With the Omaha area in the midst of its hottest stretch of the summer, the city hit triple-digits on Monday — for the first time in two years.
The temperature reached 100 degrees at 2:49 p.m. The last triple-digit day was the 101 degrees on May 27, 2018, according to the National Weather Service.
The heat is expected to continue through Thursday, followed by cooler weather and a chance of rain, said Brett Albright, meteorologist with the weather service.
Highs in Omaha are expected to be in the upper 90s through Thursday, Albright said, which would make the time period since Saturday the summer’s longest stretch of days at 95 or above.
This summer, Omaha has seen more than its normal share of days with temperatures at or above 90, Albright said. Through Thursday, Omaha will have recorded 45 such days. Since the 1930s, Omaha has averaged 36 per year, he said.
After cooler weather moves in Friday, highs are expected to continue dropping into early next week.
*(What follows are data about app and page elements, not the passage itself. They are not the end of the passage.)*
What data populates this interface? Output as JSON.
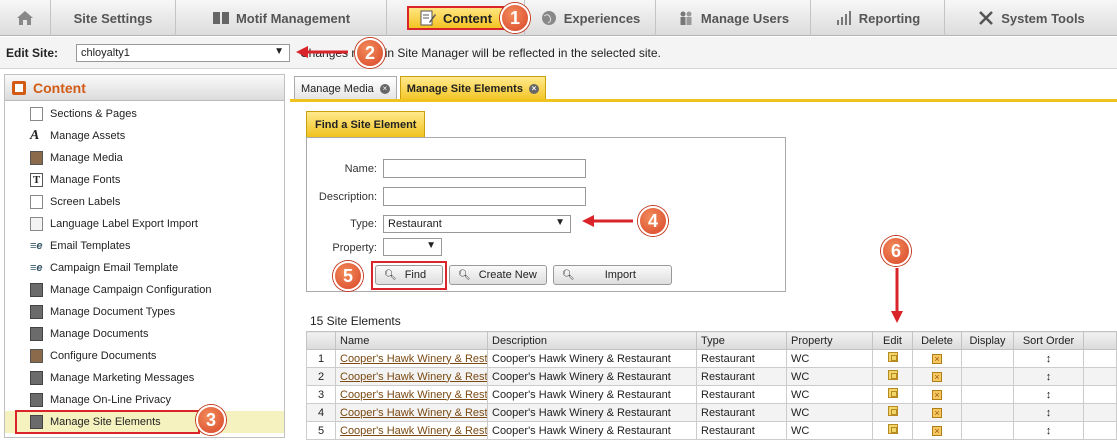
{
  "topnav": {
    "items": [
      {
        "label": "Site Settings",
        "icon": "none"
      },
      {
        "label": "Motif Management",
        "icon": "motif-icon"
      },
      {
        "label": "Content",
        "icon": "content-icon"
      },
      {
        "label": "Experiences",
        "icon": "globe-icon"
      },
      {
        "label": "Manage Users",
        "icon": "users-icon"
      },
      {
        "label": "Reporting",
        "icon": "bar-chart-icon"
      },
      {
        "label": "System Tools",
        "icon": "tools-icon"
      }
    ]
  },
  "editsite": {
    "label": "Edit Site:",
    "selected": "chloyalty1",
    "message": "Changes made in Site Manager will be reflected in the selected site."
  },
  "sidebar": {
    "title": "Content",
    "items": [
      {
        "label": "Sections & Pages"
      },
      {
        "label": "Manage Assets"
      },
      {
        "label": "Manage Media"
      },
      {
        "label": "Manage Fonts"
      },
      {
        "label": "Screen Labels"
      },
      {
        "label": "Language Label Export Import"
      },
      {
        "label": "Email Templates"
      },
      {
        "label": "Campaign Email Template"
      },
      {
        "label": "Manage Campaign Configuration"
      },
      {
        "label": "Manage Document Types"
      },
      {
        "label": "Manage Documents"
      },
      {
        "label": "Configure Documents"
      },
      {
        "label": "Manage Marketing Messages"
      },
      {
        "label": "Manage On-Line Privacy"
      },
      {
        "label": "Manage Site Elements"
      }
    ]
  },
  "tabs": [
    {
      "label": "Manage Media"
    },
    {
      "label": "Manage Site Elements"
    }
  ],
  "find": {
    "title": "Find a Site Element",
    "name_label": "Name:",
    "name_value": "",
    "description_label": "Description:",
    "description_value": "",
    "type_label": "Type:",
    "type_value": "Restaurant",
    "property_label": "Property:",
    "property_value": "",
    "find_button": "Find",
    "create_button": "Create New",
    "import_button": "Import"
  },
  "results": {
    "count_text": "15 Site Elements",
    "columns": [
      "",
      "Name",
      "Description",
      "Type",
      "Property",
      "Edit",
      "Delete",
      "Display",
      "Sort Order"
    ],
    "rows": [
      {
        "num": "1",
        "name": "Cooper's Hawk Winery & Restaurant",
        "description": "Cooper's Hawk Winery & Restaurant",
        "type": "Restaurant",
        "property": "WC"
      },
      {
        "num": "2",
        "name": "Cooper's Hawk Winery & Restaurant",
        "description": "Cooper's Hawk Winery & Restaurant",
        "type": "Restaurant",
        "property": "WC"
      },
      {
        "num": "3",
        "name": "Cooper's Hawk Winery & Restaurant",
        "description": "Cooper's Hawk Winery & Restaurant",
        "type": "Restaurant",
        "property": "WC"
      },
      {
        "num": "4",
        "name": "Cooper's Hawk Winery & Restaurant",
        "description": "Cooper's Hawk Winery & Restaurant",
        "type": "Restaurant",
        "property": "WC"
      },
      {
        "num": "5",
        "name": "Cooper's Hawk Winery & Restaurant",
        "description": "Cooper's Hawk Winery & Restaurant",
        "type": "Restaurant",
        "property": "WC"
      }
    ]
  },
  "callouts": [
    "1",
    "2",
    "3",
    "4",
    "5",
    "6"
  ],
  "colors": {
    "accent": "#f0c21f",
    "callout": "#d9462a",
    "highlight_box": "#d9252a"
  }
}
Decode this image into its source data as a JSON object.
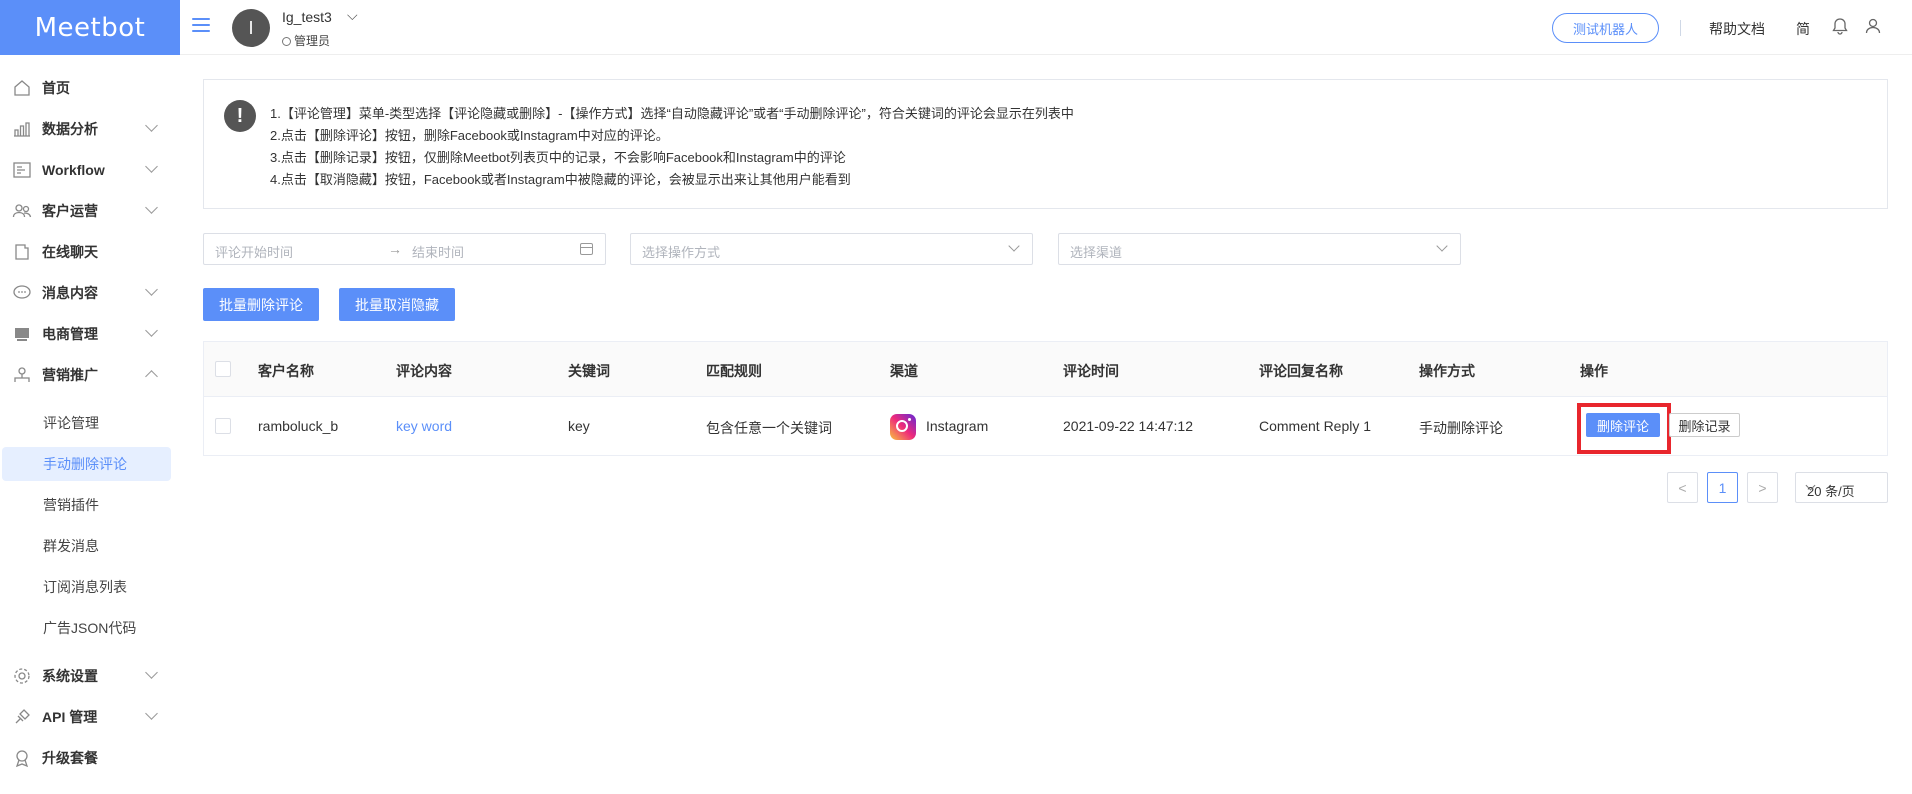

“We’re almost there, we just need to get through the workweek,” he said.
The cool weather could continue into the first week of September: The U.S. Climate Prediction Center is projecting a cool start to the month for much of the north-central United States.
Any rain that comes is sorely needed. Omaha is in the midst of its fourth-driest start to the month of August, Albright said. Rain is possible on Friday and again on Sunday, with the best chance for a meaningful amount Sunday night, he said.
A possible case of heat stroke was reported Monday afternoon. Medics were called to Pacific Springs Golf Course, 168th and Harney Streets, to check on a woman with apparent heat stroke, according to scanner traffic.
Heat is the biggest weather killer in the nation, according to the U.S. Centers for Disease Control and Prevention. On average, it’s responsible for more deaths per year than any other type of weather.
“You may love your outdoor time,” Douglas County Health Director Adi Pour said. “But if you are not ready for what has been forecast, it can be dangerous. You know what to do to prevent heat-related injuries: Stay cool, stay hydrated and be aware of the conditions.”
County health officials offer these tips:
• Never leave a person or an animal in a closed, parked vehicle.
• Drink plenty of fluids before you get thirsty — water is the best drink.
• Avoid drinks with alcohol or caffeine.
• Take advantage of air conditioning as much as you can.
• Wear light-colored, loose-fitting clothing.
• Limit outdoor activities to the cooler morning and evening hours.
• Athletes participating in outdoor activities need special attention and lots of fluids.
• Check on people 65 years of age or older. They are more at risk, as are children.
• Use a sunscreen of SPF 15 or higher.